▸ Exercise instructions: Pull every line holding the word "emisora" from the data below and copy it.

▸ Material shown:

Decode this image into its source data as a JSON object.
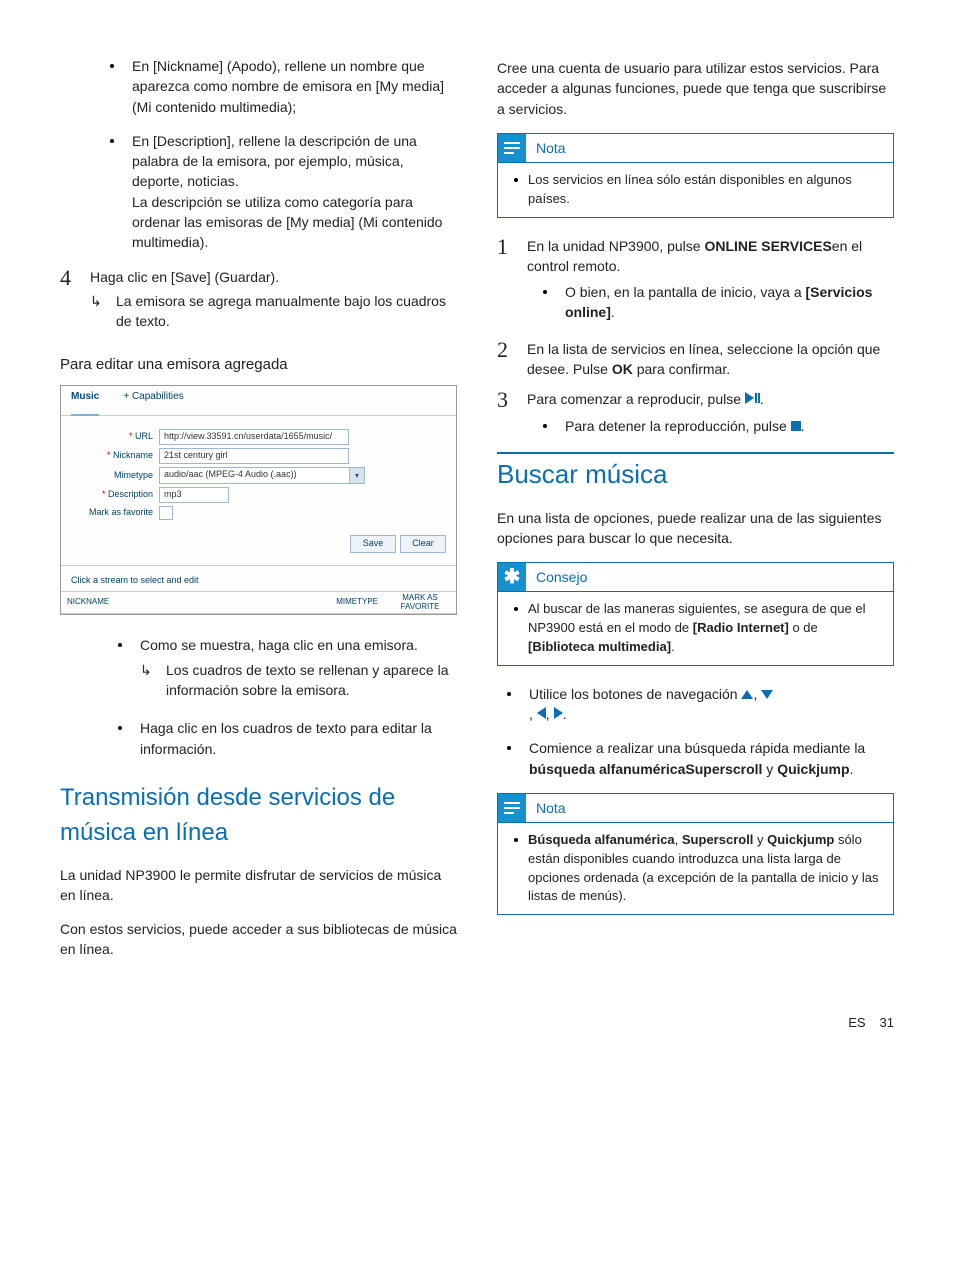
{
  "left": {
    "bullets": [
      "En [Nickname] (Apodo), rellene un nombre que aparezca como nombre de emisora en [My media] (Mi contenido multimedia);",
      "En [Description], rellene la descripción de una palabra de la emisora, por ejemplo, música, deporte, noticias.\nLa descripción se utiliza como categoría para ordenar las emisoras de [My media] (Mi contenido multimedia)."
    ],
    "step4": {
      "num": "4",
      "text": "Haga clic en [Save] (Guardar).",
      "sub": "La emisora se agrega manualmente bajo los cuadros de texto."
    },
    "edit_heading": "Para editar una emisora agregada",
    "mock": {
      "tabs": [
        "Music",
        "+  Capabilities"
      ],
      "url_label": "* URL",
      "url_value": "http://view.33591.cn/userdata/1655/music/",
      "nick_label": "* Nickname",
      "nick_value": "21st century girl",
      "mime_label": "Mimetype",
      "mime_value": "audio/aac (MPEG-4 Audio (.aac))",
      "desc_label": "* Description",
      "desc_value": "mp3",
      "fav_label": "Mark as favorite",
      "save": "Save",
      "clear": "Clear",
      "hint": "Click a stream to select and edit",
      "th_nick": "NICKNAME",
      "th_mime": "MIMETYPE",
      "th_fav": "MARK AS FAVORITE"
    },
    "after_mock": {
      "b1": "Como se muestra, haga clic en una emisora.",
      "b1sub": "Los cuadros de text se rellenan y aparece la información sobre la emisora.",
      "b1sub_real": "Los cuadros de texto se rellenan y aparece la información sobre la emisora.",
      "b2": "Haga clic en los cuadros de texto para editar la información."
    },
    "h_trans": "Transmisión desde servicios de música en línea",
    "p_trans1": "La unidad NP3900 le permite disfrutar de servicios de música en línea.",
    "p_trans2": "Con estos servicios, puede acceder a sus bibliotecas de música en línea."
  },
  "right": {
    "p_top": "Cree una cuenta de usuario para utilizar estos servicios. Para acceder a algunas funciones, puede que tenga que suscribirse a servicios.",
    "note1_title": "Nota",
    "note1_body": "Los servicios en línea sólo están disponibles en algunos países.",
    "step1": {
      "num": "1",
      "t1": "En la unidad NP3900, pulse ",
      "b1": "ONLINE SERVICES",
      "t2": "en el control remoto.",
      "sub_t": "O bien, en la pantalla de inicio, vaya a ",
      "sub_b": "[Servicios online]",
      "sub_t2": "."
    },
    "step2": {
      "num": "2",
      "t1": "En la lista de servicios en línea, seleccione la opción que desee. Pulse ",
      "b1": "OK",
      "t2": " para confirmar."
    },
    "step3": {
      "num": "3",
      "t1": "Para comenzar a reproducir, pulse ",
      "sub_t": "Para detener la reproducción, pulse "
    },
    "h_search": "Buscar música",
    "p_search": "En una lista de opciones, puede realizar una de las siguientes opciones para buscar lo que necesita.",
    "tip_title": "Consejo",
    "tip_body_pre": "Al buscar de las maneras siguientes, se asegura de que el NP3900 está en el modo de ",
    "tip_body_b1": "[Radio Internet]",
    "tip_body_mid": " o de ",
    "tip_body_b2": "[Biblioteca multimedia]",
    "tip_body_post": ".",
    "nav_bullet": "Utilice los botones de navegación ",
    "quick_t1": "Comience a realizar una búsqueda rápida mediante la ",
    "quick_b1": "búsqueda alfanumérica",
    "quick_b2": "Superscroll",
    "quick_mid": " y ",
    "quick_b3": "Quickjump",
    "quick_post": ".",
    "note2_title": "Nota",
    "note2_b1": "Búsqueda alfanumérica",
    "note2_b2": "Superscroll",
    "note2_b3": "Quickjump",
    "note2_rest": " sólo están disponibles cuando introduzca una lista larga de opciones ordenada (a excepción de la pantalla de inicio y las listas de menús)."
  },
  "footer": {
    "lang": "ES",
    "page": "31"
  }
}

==

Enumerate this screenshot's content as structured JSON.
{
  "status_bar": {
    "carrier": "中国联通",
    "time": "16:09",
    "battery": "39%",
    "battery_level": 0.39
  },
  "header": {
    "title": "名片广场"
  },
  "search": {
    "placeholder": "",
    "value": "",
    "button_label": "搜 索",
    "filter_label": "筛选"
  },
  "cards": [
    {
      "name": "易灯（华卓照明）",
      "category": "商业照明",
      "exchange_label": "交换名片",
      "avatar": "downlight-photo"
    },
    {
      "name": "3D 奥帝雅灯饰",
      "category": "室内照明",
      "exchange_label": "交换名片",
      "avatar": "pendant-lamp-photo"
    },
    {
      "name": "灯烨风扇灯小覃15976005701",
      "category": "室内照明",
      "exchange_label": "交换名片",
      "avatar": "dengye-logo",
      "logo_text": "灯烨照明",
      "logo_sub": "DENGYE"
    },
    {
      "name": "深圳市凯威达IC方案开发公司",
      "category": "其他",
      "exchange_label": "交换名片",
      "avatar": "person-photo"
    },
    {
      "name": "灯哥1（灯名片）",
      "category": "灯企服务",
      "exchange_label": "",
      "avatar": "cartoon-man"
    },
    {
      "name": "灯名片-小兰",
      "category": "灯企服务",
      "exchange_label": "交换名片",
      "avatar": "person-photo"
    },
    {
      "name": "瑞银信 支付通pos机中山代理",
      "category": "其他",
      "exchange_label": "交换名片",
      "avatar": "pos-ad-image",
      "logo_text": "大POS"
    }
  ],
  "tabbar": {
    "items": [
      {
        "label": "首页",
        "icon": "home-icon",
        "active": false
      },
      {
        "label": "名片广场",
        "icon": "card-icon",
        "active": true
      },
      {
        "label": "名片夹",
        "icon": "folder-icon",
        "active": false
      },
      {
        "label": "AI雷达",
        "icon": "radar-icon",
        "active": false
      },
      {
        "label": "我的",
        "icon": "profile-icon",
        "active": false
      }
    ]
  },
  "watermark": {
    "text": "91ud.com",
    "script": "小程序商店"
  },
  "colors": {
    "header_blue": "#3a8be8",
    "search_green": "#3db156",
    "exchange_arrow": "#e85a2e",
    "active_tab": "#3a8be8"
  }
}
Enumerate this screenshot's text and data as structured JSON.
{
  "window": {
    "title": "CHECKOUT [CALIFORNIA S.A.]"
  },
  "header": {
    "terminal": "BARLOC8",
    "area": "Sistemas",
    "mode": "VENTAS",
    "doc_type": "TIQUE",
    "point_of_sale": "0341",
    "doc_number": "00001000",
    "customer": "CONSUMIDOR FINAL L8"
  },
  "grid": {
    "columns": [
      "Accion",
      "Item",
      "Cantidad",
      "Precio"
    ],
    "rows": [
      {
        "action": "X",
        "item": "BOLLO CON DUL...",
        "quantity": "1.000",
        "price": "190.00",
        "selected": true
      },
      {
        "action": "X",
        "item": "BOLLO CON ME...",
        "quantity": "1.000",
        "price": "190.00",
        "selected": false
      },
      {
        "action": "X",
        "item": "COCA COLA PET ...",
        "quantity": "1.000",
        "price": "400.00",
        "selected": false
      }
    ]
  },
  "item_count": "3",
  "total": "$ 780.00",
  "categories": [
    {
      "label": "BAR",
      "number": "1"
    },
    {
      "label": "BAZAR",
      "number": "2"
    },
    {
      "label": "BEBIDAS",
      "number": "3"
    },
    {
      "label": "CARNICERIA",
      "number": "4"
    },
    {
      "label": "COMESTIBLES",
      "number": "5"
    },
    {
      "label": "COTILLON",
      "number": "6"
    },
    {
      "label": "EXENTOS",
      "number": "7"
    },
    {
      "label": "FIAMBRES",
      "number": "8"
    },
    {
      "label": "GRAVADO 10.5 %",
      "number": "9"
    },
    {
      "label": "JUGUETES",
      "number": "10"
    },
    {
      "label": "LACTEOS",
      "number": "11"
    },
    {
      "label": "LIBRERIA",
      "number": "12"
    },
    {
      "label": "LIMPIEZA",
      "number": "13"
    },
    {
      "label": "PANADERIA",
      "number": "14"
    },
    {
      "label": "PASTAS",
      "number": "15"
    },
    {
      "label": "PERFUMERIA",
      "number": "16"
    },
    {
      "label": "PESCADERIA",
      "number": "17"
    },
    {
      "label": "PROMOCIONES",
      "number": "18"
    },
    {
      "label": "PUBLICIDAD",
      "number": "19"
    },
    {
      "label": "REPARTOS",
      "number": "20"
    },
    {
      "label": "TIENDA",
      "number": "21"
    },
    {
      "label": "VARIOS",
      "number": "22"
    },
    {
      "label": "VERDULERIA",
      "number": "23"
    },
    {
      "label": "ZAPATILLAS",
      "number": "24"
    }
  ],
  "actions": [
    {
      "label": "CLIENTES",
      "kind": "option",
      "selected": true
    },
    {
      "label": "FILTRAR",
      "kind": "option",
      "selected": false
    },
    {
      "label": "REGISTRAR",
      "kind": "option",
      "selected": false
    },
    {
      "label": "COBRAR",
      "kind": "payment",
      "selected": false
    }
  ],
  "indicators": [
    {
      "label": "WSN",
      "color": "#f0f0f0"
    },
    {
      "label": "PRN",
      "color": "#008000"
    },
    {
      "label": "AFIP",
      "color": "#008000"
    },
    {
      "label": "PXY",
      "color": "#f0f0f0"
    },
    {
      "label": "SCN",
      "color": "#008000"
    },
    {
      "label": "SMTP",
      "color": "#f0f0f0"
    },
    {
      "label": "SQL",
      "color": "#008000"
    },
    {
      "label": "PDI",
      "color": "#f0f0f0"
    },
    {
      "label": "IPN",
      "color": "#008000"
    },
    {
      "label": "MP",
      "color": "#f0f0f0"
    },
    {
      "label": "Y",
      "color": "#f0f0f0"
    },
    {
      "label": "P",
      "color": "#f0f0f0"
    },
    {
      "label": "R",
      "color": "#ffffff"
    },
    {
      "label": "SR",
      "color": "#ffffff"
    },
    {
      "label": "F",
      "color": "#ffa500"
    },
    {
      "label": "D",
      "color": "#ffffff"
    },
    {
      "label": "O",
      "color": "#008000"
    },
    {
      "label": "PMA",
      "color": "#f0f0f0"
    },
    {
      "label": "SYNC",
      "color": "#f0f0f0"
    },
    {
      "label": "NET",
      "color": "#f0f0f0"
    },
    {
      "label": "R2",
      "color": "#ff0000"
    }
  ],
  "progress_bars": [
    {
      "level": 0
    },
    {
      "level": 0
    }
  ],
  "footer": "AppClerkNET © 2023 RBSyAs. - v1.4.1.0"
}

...

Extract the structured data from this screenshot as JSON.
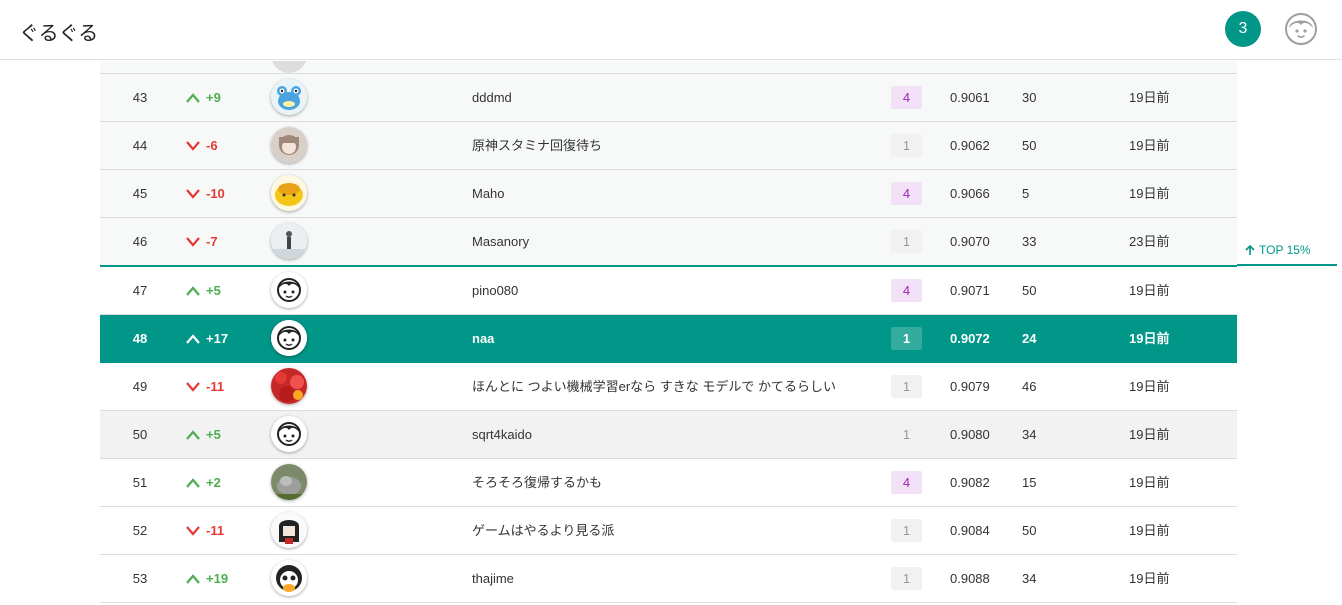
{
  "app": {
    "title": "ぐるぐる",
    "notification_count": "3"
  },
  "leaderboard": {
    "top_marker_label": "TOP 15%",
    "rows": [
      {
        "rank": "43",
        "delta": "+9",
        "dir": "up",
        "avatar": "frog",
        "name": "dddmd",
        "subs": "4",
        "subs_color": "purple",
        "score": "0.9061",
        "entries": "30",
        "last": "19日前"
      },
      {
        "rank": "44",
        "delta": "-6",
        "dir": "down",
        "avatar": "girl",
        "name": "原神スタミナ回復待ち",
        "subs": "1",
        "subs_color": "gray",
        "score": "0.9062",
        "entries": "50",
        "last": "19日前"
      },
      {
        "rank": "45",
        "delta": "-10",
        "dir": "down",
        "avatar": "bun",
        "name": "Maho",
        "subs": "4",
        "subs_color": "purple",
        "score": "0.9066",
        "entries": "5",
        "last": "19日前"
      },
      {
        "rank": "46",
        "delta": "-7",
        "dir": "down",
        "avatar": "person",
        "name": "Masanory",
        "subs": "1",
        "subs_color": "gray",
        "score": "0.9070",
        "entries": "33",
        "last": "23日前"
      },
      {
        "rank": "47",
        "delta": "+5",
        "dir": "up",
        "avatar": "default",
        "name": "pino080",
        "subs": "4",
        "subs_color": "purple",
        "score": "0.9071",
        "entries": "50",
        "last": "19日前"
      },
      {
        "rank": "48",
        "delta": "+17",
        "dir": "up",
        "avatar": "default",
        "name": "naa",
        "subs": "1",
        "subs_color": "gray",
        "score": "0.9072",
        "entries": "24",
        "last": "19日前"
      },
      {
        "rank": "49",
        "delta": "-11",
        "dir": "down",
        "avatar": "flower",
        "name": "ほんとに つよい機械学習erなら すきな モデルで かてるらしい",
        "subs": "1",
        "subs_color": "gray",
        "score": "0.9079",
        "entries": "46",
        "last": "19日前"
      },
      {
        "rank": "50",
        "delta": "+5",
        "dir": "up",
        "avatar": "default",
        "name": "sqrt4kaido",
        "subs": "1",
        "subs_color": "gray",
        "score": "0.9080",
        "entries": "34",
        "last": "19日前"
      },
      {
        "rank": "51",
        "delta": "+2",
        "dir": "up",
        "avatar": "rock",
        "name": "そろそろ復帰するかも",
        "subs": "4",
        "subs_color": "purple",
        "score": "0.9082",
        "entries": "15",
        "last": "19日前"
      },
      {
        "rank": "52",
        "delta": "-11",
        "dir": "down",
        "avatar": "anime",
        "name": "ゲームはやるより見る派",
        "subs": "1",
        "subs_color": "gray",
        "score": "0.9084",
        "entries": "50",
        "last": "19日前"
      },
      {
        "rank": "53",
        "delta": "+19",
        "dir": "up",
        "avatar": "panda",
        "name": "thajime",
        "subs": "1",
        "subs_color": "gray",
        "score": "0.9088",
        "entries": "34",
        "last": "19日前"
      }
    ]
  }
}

▸ Solution to this exercise:
      "En [Nickname] (Apodo), rellene un nombre que aparezca como nombre de emisora en [My media] (Mi contenido multimedia);",
      "En [Description], rellene la descripción de una palabra de la emisora, por ejemplo, música, deporte, noticias.\nLa descripción se utiliza como categoría para ordenar las emisoras de [My media] (Mi contenido multimedia)."
      "sub": "La emisora se agrega manualmente bajo los cuadros de texto."
    "edit_heading": "Para editar una emisora agregada",
      "b1": "Como se muestra, haga clic en una emisora.",
      "b1sub": "Los cuadros de text se rellenan y aparece la información sobre la emisora.",
      "b1sub_real": "Los cuadros de texto se rellenan y aparece la información sobre la emisora.",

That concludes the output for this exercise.